(Task description): Please work out how many lines include the word "Muhd" in the entries, and reply with only the count.

(Given information):
%%

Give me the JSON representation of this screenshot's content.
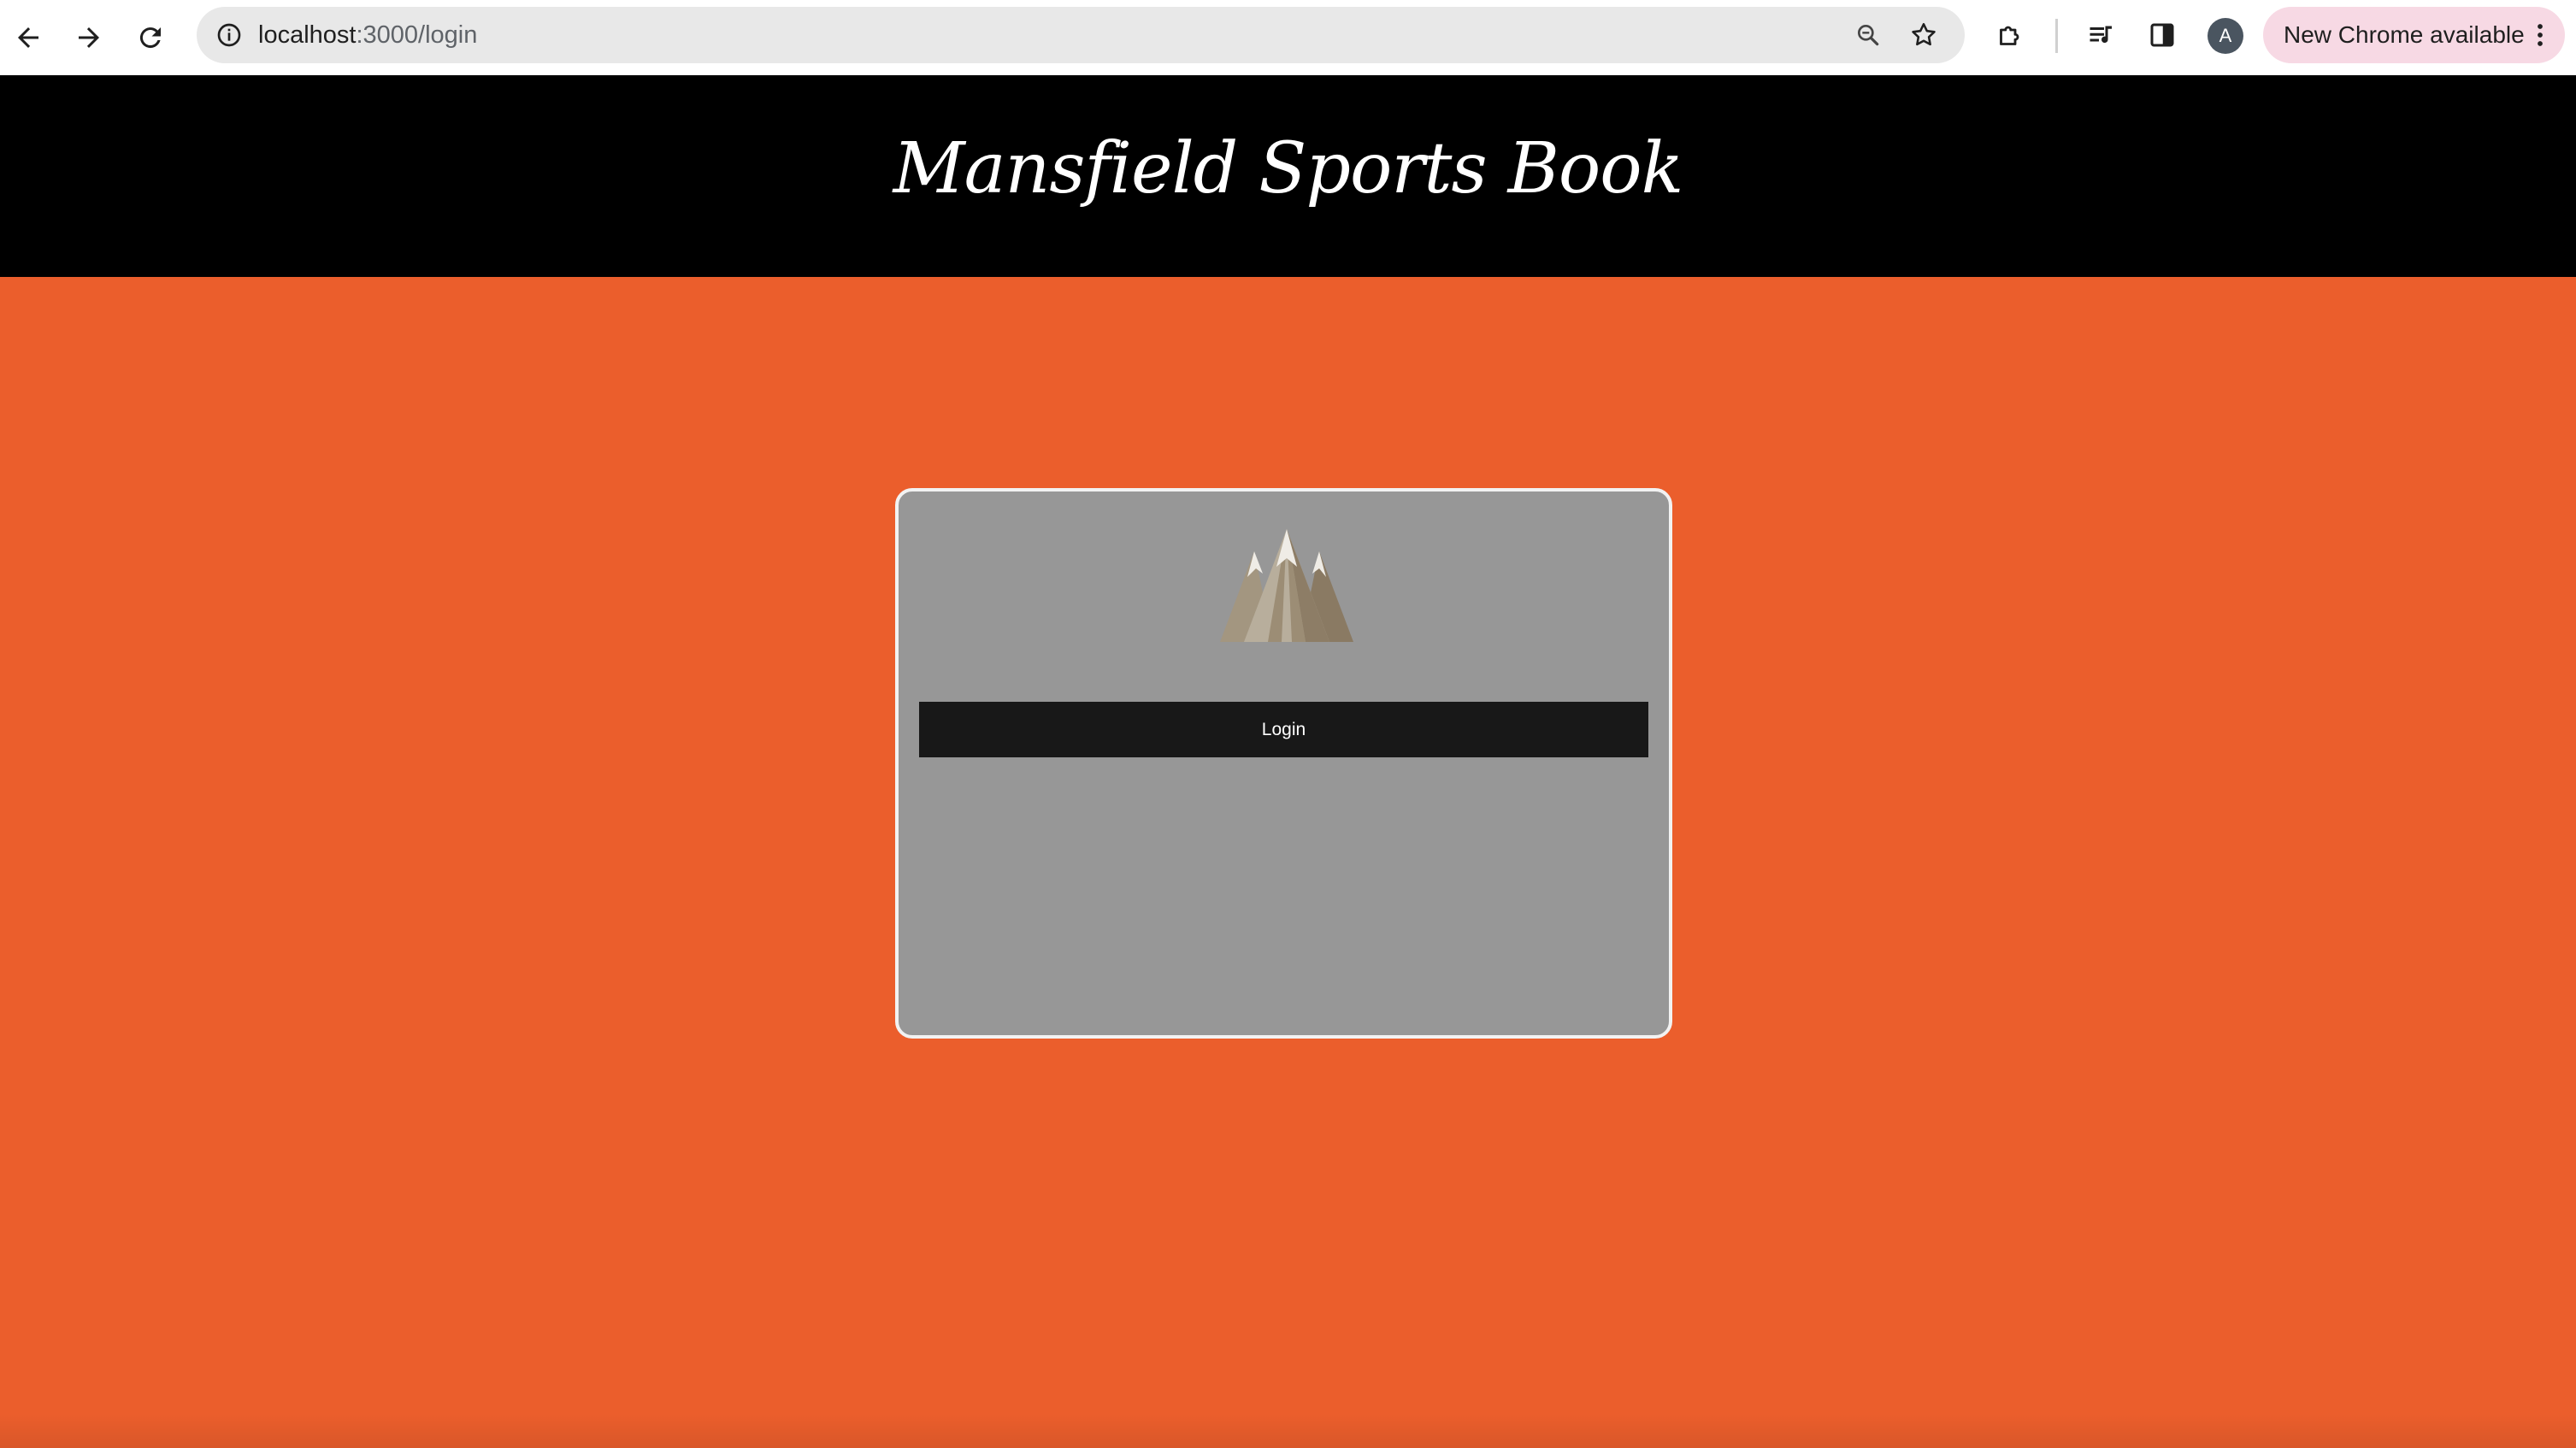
{
  "browser": {
    "url_host": "localhost",
    "url_path": ":3000/login",
    "profile_initial": "A",
    "update_label": "New Chrome available",
    "icons": {
      "back": "back-arrow-icon",
      "forward": "forward-arrow-icon",
      "reload": "reload-icon",
      "site_info": "info-icon",
      "zoom": "zoom-icon",
      "bookmark": "star-icon",
      "extensions": "puzzle-icon",
      "media": "media-queue-icon",
      "side_panel": "side-panel-icon",
      "menu": "kebab-menu-icon"
    }
  },
  "site": {
    "title": "Mansfield Sports Book"
  },
  "login": {
    "logo": "mountain-logo",
    "button_label": "Login"
  },
  "colors": {
    "header_bg": "#000000",
    "page_bg": "#eb5e2c",
    "card_bg": "#979797",
    "card_border": "#f2f2f2",
    "button_bg": "#181818",
    "update_pill_bg": "#f7d9e4"
  }
}
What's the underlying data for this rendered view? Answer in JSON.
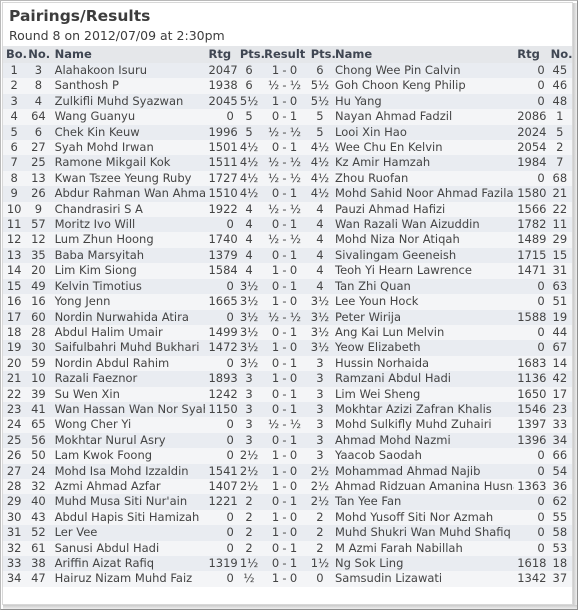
{
  "header": {
    "title": "Pairings/Results",
    "subtitle": "Round 8 on 2012/07/09 at 2:30pm"
  },
  "columns": {
    "board": "Bo.",
    "number_white": "No.",
    "name_white": "Name",
    "rating_white": "Rtg",
    "points_white": "Pts.",
    "result": "Result",
    "points_black": "Pts.",
    "name_black": "Name",
    "rating_black": "Rtg",
    "number_black": "No."
  },
  "colors": {
    "link": "#2129c4",
    "header_bg": "#e5e7ea",
    "row_odd": "#e9ecf1",
    "row_even": "#f4f5f7",
    "text": "#444444",
    "title": "#3d3d3d"
  },
  "rows": [
    {
      "bo": "1",
      "no1": "3",
      "name1": "Alahakoon Isuru",
      "rtg1": "2047",
      "pts1": "6",
      "result": "1 - 0",
      "pts2": "6",
      "name2": "Chong Wee Pin Calvin",
      "rtg2": "0",
      "no2": "45"
    },
    {
      "bo": "2",
      "no1": "8",
      "name1": "Santhosh P",
      "rtg1": "1938",
      "pts1": "6",
      "result": "½ - ½",
      "pts2": "5½",
      "name2": "Goh Choon Keng Philip",
      "rtg2": "0",
      "no2": "46"
    },
    {
      "bo": "3",
      "no1": "4",
      "name1": "Zulkifli Muhd Syazwan",
      "rtg1": "2045",
      "pts1": "5½",
      "result": "1 - 0",
      "pts2": "5½",
      "name2": "Hu Yang",
      "rtg2": "0",
      "no2": "48"
    },
    {
      "bo": "4",
      "no1": "64",
      "name1": "Wang Guanyu",
      "rtg1": "0",
      "pts1": "5",
      "result": "0 - 1",
      "pts2": "5",
      "name2": "Nayan Ahmad Fadzil",
      "rtg2": "2086",
      "no2": "1"
    },
    {
      "bo": "5",
      "no1": "6",
      "name1": "Chek Kin Keuw",
      "rtg1": "1996",
      "pts1": "5",
      "result": "½ - ½",
      "pts2": "5",
      "name2": "Looi Xin Hao",
      "rtg2": "2024",
      "no2": "5"
    },
    {
      "bo": "6",
      "no1": "27",
      "name1": "Syah Mohd Irwan",
      "rtg1": "1501",
      "pts1": "4½",
      "result": "0 - 1",
      "pts2": "4½",
      "name2": "Wee Chu En Kelvin",
      "rtg2": "2054",
      "no2": "2"
    },
    {
      "bo": "7",
      "no1": "25",
      "name1": "Ramone Mikgail Kok",
      "rtg1": "1511",
      "pts1": "4½",
      "result": "½ - ½",
      "pts2": "4½",
      "name2": "Kz Amir Hamzah",
      "rtg2": "1984",
      "no2": "7"
    },
    {
      "bo": "8",
      "no1": "13",
      "name1": "Kwan Tszee Yeung Ruby",
      "rtg1": "1727",
      "pts1": "4½",
      "result": "½ - ½",
      "pts2": "4½",
      "name2": "Zhou Ruofan",
      "rtg2": "0",
      "no2": "68"
    },
    {
      "bo": "9",
      "no1": "26",
      "name1": "Abdur Rahman Wan Ahmad Farid",
      "rtg1": "1510",
      "pts1": "4½",
      "result": "0 - 1",
      "pts2": "4½",
      "name2": "Mohd Sahid Noor Ahmad Fazilah",
      "rtg2": "1580",
      "no2": "21"
    },
    {
      "bo": "10",
      "no1": "9",
      "name1": "Chandrasiri S A",
      "rtg1": "1922",
      "pts1": "4",
      "result": "½ - ½",
      "pts2": "4",
      "name2": "Pauzi Ahmad Hafizi",
      "rtg2": "1566",
      "no2": "22"
    },
    {
      "bo": "11",
      "no1": "57",
      "name1": "Moritz Ivo Will",
      "rtg1": "0",
      "pts1": "4",
      "result": "0 - 1",
      "pts2": "4",
      "name2": "Wan Razali Wan Aizuddin",
      "rtg2": "1782",
      "no2": "11"
    },
    {
      "bo": "12",
      "no1": "12",
      "name1": "Lum Zhun Hoong",
      "rtg1": "1740",
      "pts1": "4",
      "result": "½ - ½",
      "pts2": "4",
      "name2": "Mohd Niza Nor Atiqah",
      "rtg2": "1489",
      "no2": "29"
    },
    {
      "bo": "13",
      "no1": "35",
      "name1": "Baba Marsyitah",
      "rtg1": "1379",
      "pts1": "4",
      "result": "0 - 1",
      "pts2": "4",
      "name2": "Sivalingam Geeneish",
      "rtg2": "1715",
      "no2": "15"
    },
    {
      "bo": "14",
      "no1": "20",
      "name1": "Lim Kim Siong",
      "rtg1": "1584",
      "pts1": "4",
      "result": "1 - 0",
      "pts2": "4",
      "name2": "Teoh Yi Hearn Lawrence",
      "rtg2": "1471",
      "no2": "31"
    },
    {
      "bo": "15",
      "no1": "49",
      "name1": "Kelvin Timotius",
      "rtg1": "0",
      "pts1": "3½",
      "result": "0 - 1",
      "pts2": "4",
      "name2": "Tan Zhi Quan",
      "rtg2": "0",
      "no2": "63"
    },
    {
      "bo": "16",
      "no1": "16",
      "name1": "Yong Jenn",
      "rtg1": "1665",
      "pts1": "3½",
      "result": "1 - 0",
      "pts2": "3½",
      "name2": "Lee Youn Hock",
      "rtg2": "0",
      "no2": "51"
    },
    {
      "bo": "17",
      "no1": "60",
      "name1": "Nordin Nurwahida Atira",
      "rtg1": "0",
      "pts1": "3½",
      "result": "½ - ½",
      "pts2": "3½",
      "name2": "Peter Wirija",
      "rtg2": "1588",
      "no2": "19"
    },
    {
      "bo": "18",
      "no1": "28",
      "name1": "Abdul Halim Umair",
      "rtg1": "1499",
      "pts1": "3½",
      "result": "0 - 1",
      "pts2": "3½",
      "name2": "Ang Kai Lun Melvin",
      "rtg2": "0",
      "no2": "44"
    },
    {
      "bo": "19",
      "no1": "30",
      "name1": "Saifulbahri Muhd Bukhari",
      "rtg1": "1472",
      "pts1": "3½",
      "result": "1 - 0",
      "pts2": "3½",
      "name2": "Yeow Elizabeth",
      "rtg2": "0",
      "no2": "67"
    },
    {
      "bo": "20",
      "no1": "59",
      "name1": "Nordin Abdul Rahim",
      "rtg1": "0",
      "pts1": "3½",
      "result": "0 - 1",
      "pts2": "3",
      "name2": "Hussin Norhaida",
      "rtg2": "1683",
      "no2": "14"
    },
    {
      "bo": "21",
      "no1": "10",
      "name1": "Razali Faeznor",
      "rtg1": "1893",
      "pts1": "3",
      "result": "1 - 0",
      "pts2": "3",
      "name2": "Ramzani Abdul Hadi",
      "rtg2": "1136",
      "no2": "42"
    },
    {
      "bo": "22",
      "no1": "39",
      "name1": "Su Wen Xin",
      "rtg1": "1242",
      "pts1": "3",
      "result": "0 - 1",
      "pts2": "3",
      "name2": "Lim Wei Sheng",
      "rtg2": "1650",
      "no2": "17"
    },
    {
      "bo": "23",
      "no1": "41",
      "name1": "Wan Hassan Wan Nor Syahirah",
      "rtg1": "1150",
      "pts1": "3",
      "result": "0 - 1",
      "pts2": "3",
      "name2": "Mokhtar Azizi Zafran Khalis",
      "rtg2": "1546",
      "no2": "23"
    },
    {
      "bo": "24",
      "no1": "65",
      "name1": "Wong Cher Yi",
      "rtg1": "0",
      "pts1": "3",
      "result": "½ - ½",
      "pts2": "3",
      "name2": "Mohd Sulkifly Muhd Zuhairi",
      "rtg2": "1397",
      "no2": "33"
    },
    {
      "bo": "25",
      "no1": "56",
      "name1": "Mokhtar Nurul Asry",
      "rtg1": "0",
      "pts1": "3",
      "result": "0 - 1",
      "pts2": "3",
      "name2": "Ahmad Mohd Nazmi",
      "rtg2": "1396",
      "no2": "34"
    },
    {
      "bo": "26",
      "no1": "50",
      "name1": "Lam Kwok Foong",
      "rtg1": "0",
      "pts1": "2½",
      "result": "1 - 0",
      "pts2": "3",
      "name2": "Yaacob Saodah",
      "rtg2": "0",
      "no2": "66"
    },
    {
      "bo": "27",
      "no1": "24",
      "name1": "Mohd Isa Mohd Izzaldin",
      "rtg1": "1541",
      "pts1": "2½",
      "result": "1 - 0",
      "pts2": "2½",
      "name2": "Mohammad Ahmad Najib",
      "rtg2": "0",
      "no2": "54"
    },
    {
      "bo": "28",
      "no1": "32",
      "name1": "Azmi Ahmad Azfar",
      "rtg1": "1407",
      "pts1": "2½",
      "result": "1 - 0",
      "pts2": "2½",
      "name2": "Ahmad Ridzuan Amanina Husna",
      "rtg2": "1363",
      "no2": "36"
    },
    {
      "bo": "29",
      "no1": "40",
      "name1": "Muhd Musa Siti Nur'ain",
      "rtg1": "1221",
      "pts1": "2",
      "result": "0 - 1",
      "pts2": "2½",
      "name2": "Tan Yee Fan",
      "rtg2": "0",
      "no2": "62"
    },
    {
      "bo": "30",
      "no1": "43",
      "name1": "Abdul Hapis Siti Hamizah",
      "rtg1": "0",
      "pts1": "2",
      "result": "1 - 0",
      "pts2": "2",
      "name2": "Mohd Yusoff Siti Nor Azmah",
      "rtg2": "0",
      "no2": "55"
    },
    {
      "bo": "31",
      "no1": "52",
      "name1": "Ler Vee",
      "rtg1": "0",
      "pts1": "2",
      "result": "1 - 0",
      "pts2": "2",
      "name2": "Muhd Shukri Wan Muhd Shafiq",
      "rtg2": "0",
      "no2": "58"
    },
    {
      "bo": "32",
      "no1": "61",
      "name1": "Sanusi Abdul Hadi",
      "rtg1": "0",
      "pts1": "2",
      "result": "0 - 1",
      "pts2": "2",
      "name2": "M Azmi Farah Nabillah",
      "rtg2": "0",
      "no2": "53"
    },
    {
      "bo": "33",
      "no1": "38",
      "name1": "Ariffin Aizat Rafiq",
      "rtg1": "1319",
      "pts1": "1½",
      "result": "0 - 1",
      "pts2": "1½",
      "name2": "Ng Sok Ling",
      "rtg2": "1618",
      "no2": "18"
    },
    {
      "bo": "34",
      "no1": "47",
      "name1": "Hairuz Nizam Muhd Faiz",
      "rtg1": "0",
      "pts1": "½",
      "result": "1 - 0",
      "pts2": "0",
      "name2": "Samsudin Lizawati",
      "rtg2": "1342",
      "no2": "37"
    }
  ]
}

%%

(Result): 6